Results: Group 2 experienced the greatest change in absolute and relative COP-values during the experiment, while group 1, as expected, experienced the smallest change. Strong correlations were seen between COP and albumin for group 2 (0.84, p<0.001) and for group 3 (0.82, p<0.001), whereas moderate to negligible correlations were seen between COP and the hemodynamic parameters. Conclusion: Pigs subjected to HS compensated unexpectedly well compared to pigs not exposed to HS (sham). It is possible to predict COP from albumin, which may be clinically relevant in situations where an oncometer is not accessible. Further studies are needed if these findings are to be transferred to humans.

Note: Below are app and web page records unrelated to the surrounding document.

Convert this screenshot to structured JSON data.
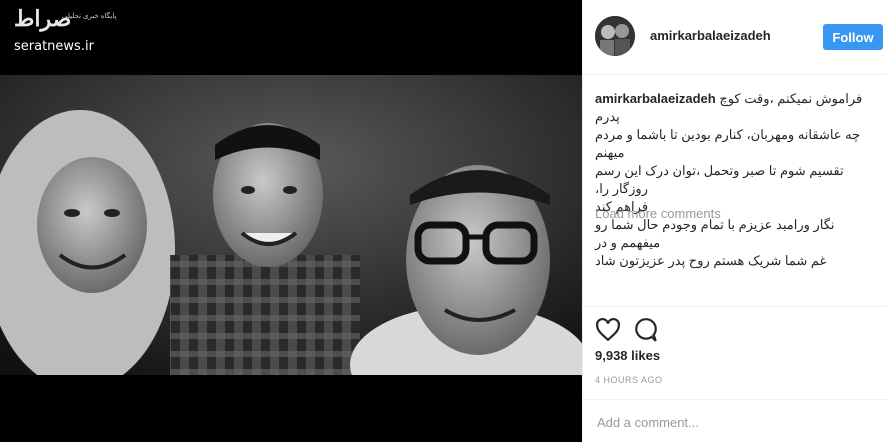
{
  "watermark": {
    "logo_text": "صراط",
    "tagline": "پایگاه خبری تحلیلی",
    "site": "seratnews.ir"
  },
  "post": {
    "username": "amirkarbalaeizadeh",
    "follow_label": "Follow",
    "caption_user": "amirkarbalaeizadeh",
    "caption_lines": [
      "فراموش نمیکنم ،وقت کوچ پدرم",
      "چه عاشقانه ومهربان، کنارم بودین تا باشما و مردم میهنم",
      "تقسیم شوم تا صبر وتحمل ،توان درک این رسم روزگار را،",
      "فراهم کند",
      "نگار ورامبد عزیزم با تمام وجودم حال شما رو میفهمم و در",
      "غم شما شریک هستم روح پدر عزیزتون شاد"
    ],
    "load_more": "Load more comments",
    "likes": "9,938 likes",
    "time": "4 HOURS AGO",
    "comment_placeholder": "Add a comment..."
  },
  "icons": {
    "like": "heart-icon",
    "comment": "comment-icon",
    "more": "more-options-icon"
  },
  "colors": {
    "accent": "#3897f0",
    "text": "#262626",
    "muted": "#999999"
  }
}
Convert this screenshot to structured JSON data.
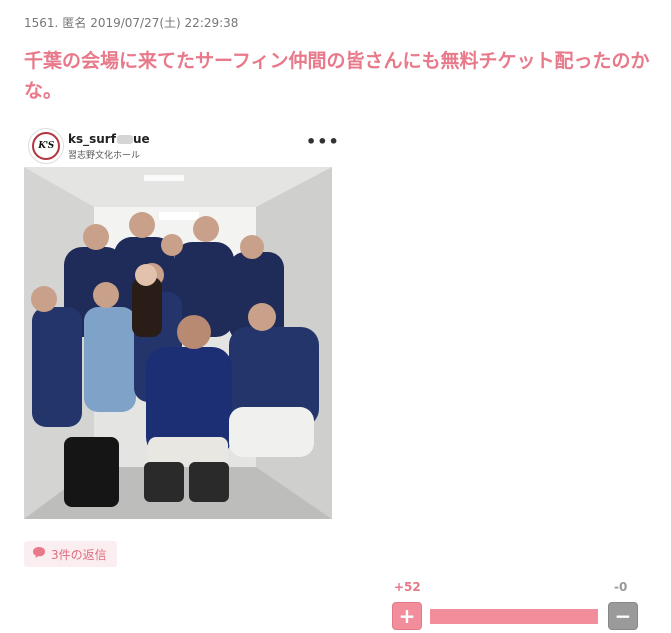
{
  "comment": {
    "number": "1561.",
    "author": "匿名",
    "datetime": "2019/07/27(土) 22:29:38",
    "body": "千葉の会場に来てたサーフィン仲間の皆さんにも無料チケット配ったのかな。"
  },
  "embed": {
    "account_name": "ks_surf",
    "account_name_tail": "ue",
    "location": "習志野文化ホール",
    "logo_text": "K'S",
    "more_icon": "•••"
  },
  "replies": {
    "label": "3件の返信",
    "icon": "speech-bubble-icon"
  },
  "votes": {
    "plus_label": "+52",
    "minus_label": "-0",
    "plus_ratio": 1.0,
    "plus_glyph": "+",
    "minus_glyph": "−"
  },
  "colors": {
    "accent": "#e8798a",
    "plus": "#f28d9b",
    "minus": "#9a9a9a"
  }
}
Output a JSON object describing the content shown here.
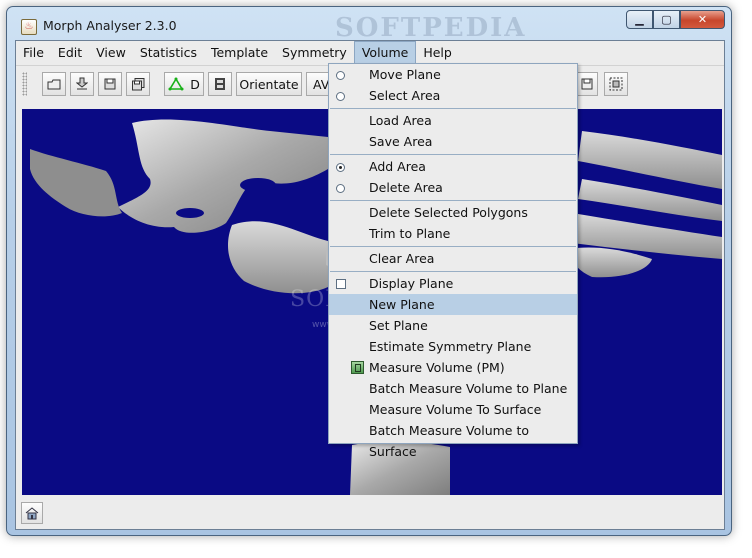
{
  "window": {
    "title": "Morph Analyser 2.3.0",
    "watermark": "SOFTPEDIA"
  },
  "menubar": [
    "File",
    "Edit",
    "View",
    "Statistics",
    "Template",
    "Symmetry",
    "Volume",
    "Help"
  ],
  "toolbar": {
    "d_label": "D",
    "orientate_label": "Orientate",
    "avg_label": "AVG"
  },
  "viewport": {
    "watermark": "SOFTPEDIA",
    "watermark_url": "www.softpedia.com"
  },
  "volume_menu": {
    "groups": [
      [
        {
          "label": "Move Plane",
          "control": "radio",
          "checked": false
        },
        {
          "label": "Select Area",
          "control": "radio",
          "checked": false
        }
      ],
      [
        {
          "label": "Load Area"
        },
        {
          "label": "Save Area"
        }
      ],
      [
        {
          "label": "Add Area",
          "control": "radio",
          "checked": true
        },
        {
          "label": "Delete Area",
          "control": "radio",
          "checked": false
        }
      ],
      [
        {
          "label": "Delete Selected Polygons"
        },
        {
          "label": "Trim to Plane"
        }
      ],
      [
        {
          "label": "Clear Area"
        }
      ],
      [
        {
          "label": "Display Plane",
          "control": "checkbox",
          "checked": false
        },
        {
          "label": "New Plane",
          "highlighted": true
        },
        {
          "label": "Set Plane"
        },
        {
          "label": "Estimate Symmetry Plane"
        },
        {
          "label": "Measure Volume (PM)",
          "icon": "measure-volume-icon"
        },
        {
          "label": "Batch Measure Volume to Plane"
        },
        {
          "label": "Measure Volume To Surface"
        },
        {
          "label": "Batch Measure Volume to Surface"
        }
      ]
    ]
  },
  "colors": {
    "viewport_bg": "#0a0a84",
    "menu_highlight": "#b8cfe5",
    "mesh": "#c6c6c6"
  }
}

Antimicrobial resistance patterns of Staphylococcus aureus in the intensive care unit at a tertiary hospital

Abstract
Purpose: The objective of the present study is to determine the pattern of antimicrobial resistance of Staphylococcus aureus (S. aureus) in the Intensive Care Unit at a tertiary hospital in Mexico.
Methods: 1,511 cultures in general surgery, internal medicine, neurosurgery and the ICU were analyzed, the sample pool was limited to ICU patients and out of those, only samples positive for S. aureus were included, meticillin resistance was confirmed.
Results: Of a total of 1,511 samples, 206 (13.63%) were culture positive for S. aureus. In the ICU, antimicrobial resistance to beta-lactams (penicillin, ampicillin, cephalothin, cefotaxime, cefazolin, amoxicillin/Ac. clavulanate and imipenem) averaged 73.52%; for clindamycin was 65.12%; ciprofloxacin 59.09%, erythromycin 65.31% and for vancomycin was 6.52%.
Conclusions: The present study showed a high incidence of MRSA in an Intensive Care Unit at a tertiary hospital.

Antimicrobial resistance patterns of Staphylococcus aureus in the intensive care unit at a tertiary hospital


Severe abdominal pain in a Jehovah’s Witness patient

A 76-year-old lady, with past medical history of hypertension, presented to the hospital with complains of severe right upper abdominal pain for 6 days prior to admission. A complete laboratory evaluation was non-revealing. An emergency computed tomography (CT) scan of the abdomen and pelvis revealed a hepatic artery aneurysm measuring 4 x 4 x 6 cm with unstable appearance (Figures 1,2,3). As the patient was a Jehovah’s Witness, and was not going to consent to receive any blood or blood product transfusion if needed, she was taken to the angiography suite emergently where a hepatic artery angiogram was performed. This was followed by embolization with an 8 mm coil, with successful reduction in the size of the aneurysm.

Severe abdominal pain in a Jehovah’s Witness patient